• Hypersensitivity to drug

• Acute recovery phase after myocardial infarction (MI)

• Heart failure

• Arrhythmias

• Hyperthyroidism

• MAO inhibitor use within past 14 days


Use cautiously in:

• cardiovascular disease, closed-angle glaucoma, hepatic impairment, increased intraocular pressure, urinary retention

• elderly patients

• pregnant or breastfeeding patients

• children younger than age 15.


Don't give within 14 days of MAO inhibitor. Drug interaction may cause hypertensive crisis and severe seizures.

• Give extended-release capsule at approximately the same time each day.

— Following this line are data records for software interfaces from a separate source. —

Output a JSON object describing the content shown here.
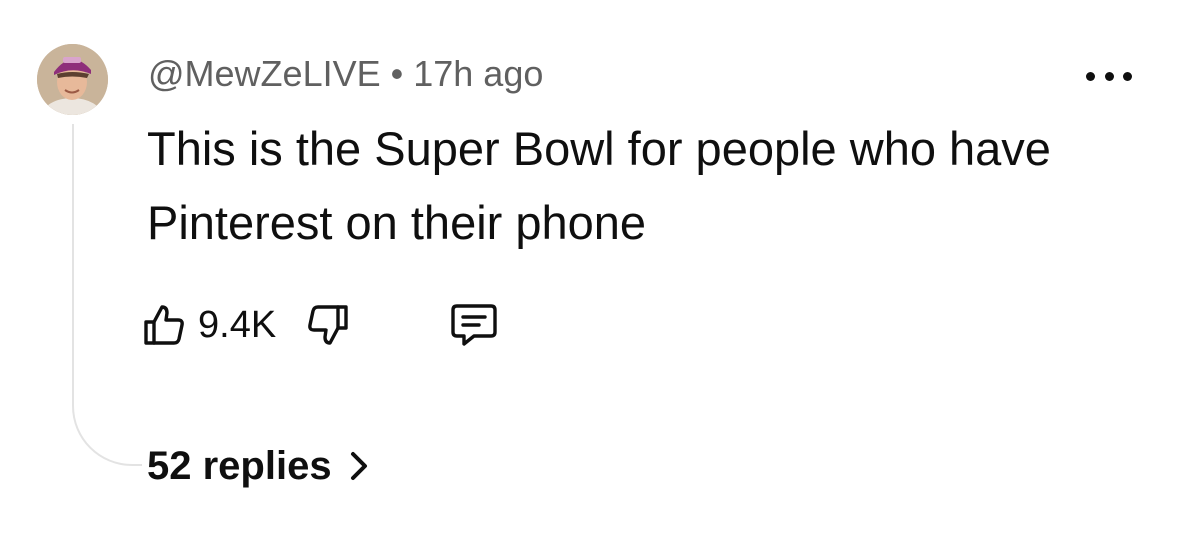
{
  "comment": {
    "author": "@MewZeLIVE",
    "separator": "•",
    "time_ago": "17h ago",
    "text": "This is the Super Bowl for people who have Pinterest on their phone",
    "like_count": "9.4K",
    "replies_label": "52 replies",
    "avatar_icon": "user-avatar-photo",
    "icons": {
      "like": "thumbs-up-icon",
      "dislike": "thumbs-down-icon",
      "reply": "comment-bubble-icon",
      "menu": "more-horizontal-icon",
      "replies": "chevron-right-icon"
    }
  },
  "colors": {
    "text": "#0f0f0f",
    "meta": "#606060",
    "thread_line": "#e3e3e3",
    "background": "#ffffff"
  }
}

• Know that drug shouldn't be used for more than 3 weeks.

• Be aware that drug may not be first-line agent for elderly patients because of its anticholinergic effects.

Adverse reactions

CNS: dizziness, drowsiness, syncope, confusion, fatigue, headache, nervousness, decreased mental acuity, irritability, weakness, insomnia, depression, disorientation, delusions, peripheral neuropathy, abnormal gait, Bell's palsy, EEG changes, extrapyramidal symptoms, cerebrovascular accident

CV: vasodilation, tachycardia, chest pain, hypotension, MI, heart block

EENT: blurred vision

GI: nausea, constipation, dyspepsia, swollen parotid glands, mouth inflammation, discolored tongue, dry mouth, paralytic ileus

GU: galactorrhea, urinary retention, urinary frequency, gynecomastia, testicular swelling, libido changes, erectile dysfunction

Hematologic: purpura, eosinophilia, bone marrow depression, leukopenia, thrombocytopenia

Metabolic: hyperglycemia, hypoglycemia, syndrome of inappropriate diuretic hormone secretion

Musculoskeletal: muscle ache

Respiratory: dyspnea

Skin: photosensitization, alopecia, angioedema

Other: unpleasant taste, weight gain or loss, edema


Drug-drug. Anticholinergics, anti-cholinergic-like drugs (including anti-depressants, antihistamines, disopyramide, haloperidol, phenothiazines): additive anticholinergic effects

Antihistamines, CNS depressants, opioids, sedative-hypnotics: additive CNS depression

Guanadrel, guanethidine: reduction in or blockage of these drugs' actions

MAO inhibitors: hyperpyretic crisis, seizures, death

Drug-herbs. Chamomile, hops, kava, skullcap, valerian: increased CNS depression

Drug-behaviors. Alcohol use: increased CNS depression

Patient monitoring

• Assess for adverse CNS effects, such as drowsiness, dizziness, and decreased mental acuity.

• Monitor patient for evidence of drug interactions, especially when giving drug with CNS depressants.

Patient teaching

• Tell patient to take extended-release capsule at approximately the same time each day.

• Tell patient that drug may cause dry mouth.

• Caution patient to avoid driving and other hazardous activities until he knows how drug affects concentration, alertness, and vision.

• Advise patient not to use alcohol, sedatives, pain medications, over-the-counter preparations, or herbs without consulting prescriber.

• As appropriate, review all other significant and life-threatening adverse reactions and interactions, especially those related to the drugs, herbs, and behaviors mentioned above.